In this module, students build their literacy and citizenship skills as they engage in a study of tools and work. Students first learn about how tools help to do a job through informational text and hands-on experiences. They then extend their understanding of what it takes to do a job when they learn how the “habits of character” of initiative, collaboration, perseverance, and responsibility help them do work. Students also analyze how various characters from literary texts use these habits of character to help them make work easier and solve dilemmas. Finally, students take all they have learned about tools and work to create a “magnificent thing” that fulfills an authentic classroom need (e.g., pencil holder for classroom use). Students share, discuss, and reflect on their creation.
In this module, students build their literacy and science skills as they engage in a study of the sun, moon, and stars. Students begin their study through various narrative texts and begin to understand how and why the sun, moon, and stars inspire authors. Then students focus their study on the scientific concepts of observable patterns of the sun, moon, and stars. Students read informational texts and make observations and take notes in a sky notebook to learn about these patterns. Finally, students synthesize their learning from both their scientific study and study of literature to compose a narrative poem titled “What the Sun Sees.” Students then learn to give feedback to their peers and revise their writing.

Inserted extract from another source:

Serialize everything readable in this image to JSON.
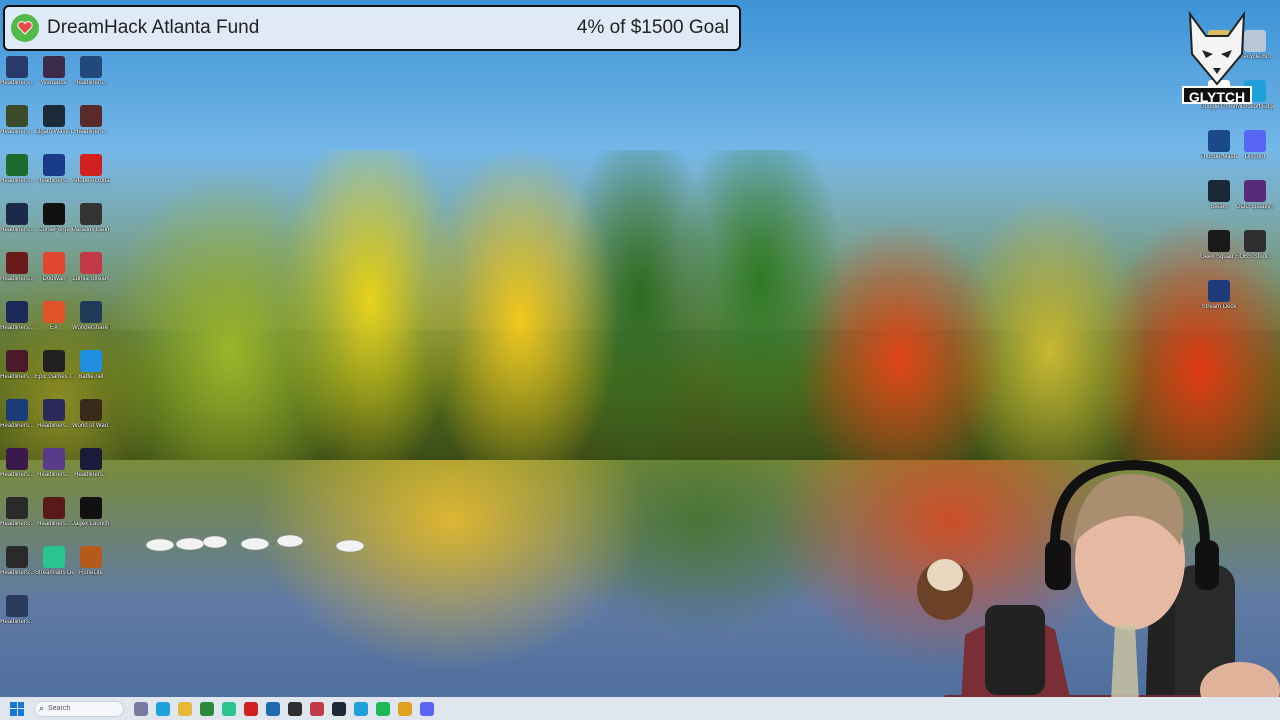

In this module, students build their literacy skills as they engage in an in-depth study of birds’ bodies. The module focuses on the following big ideas: Animals have physical features that help them survive, and animals behave in ways that help them survive. Students begin their study by considering the guiding question: “What makes a bird a bird?” They then build research skills and background knowledge about birds through reading, talking, and representing (through scientific drawing, writing, role-play, music, and movement). Students participate in both whole group and small group research to learn more about the form and function of key bird parts: beaks and feathers. Students show their learning by writing an informational paragraph that describes how beaks or feathers help birds survive. Finally, students create Expert Bird Riddle cards and Expert Bird Scientific Drawing cards for a riddle matching game using facts from their research.
In this module, students continue to build on their knowledge of birds from Module 3 to deepen their literacy skills and explore the guiding question: “Why should we care about birds?” Students begin to consider this question by reading a variety of literary texts with characters that care for birds. They then learn about writing opinions as they investigate a specific bird, Pale Male, who built its nest in the heart of New York City. Students read about people’s differing opinions about this nest and then write their own opinions in response to the evidence they gather. Students also learn about some of the problems birds face more generally, and what humans can do to help them live and grow. They learn about the myriad ways birds are helpful to plants, animals, and people. For the performance task, students create a piece of artwork and writing that serves an authentic need in their school or local community: a Feathered Friend Saver. This performance task includes a high quality portrait of a local bird that is formatted to attach to a window. When displayed in a window, the portrait helps to prevent birds from flying into the window. Students also individually create a short piece of writing to teach the recipient of the Feathered Friend Saver facts about birds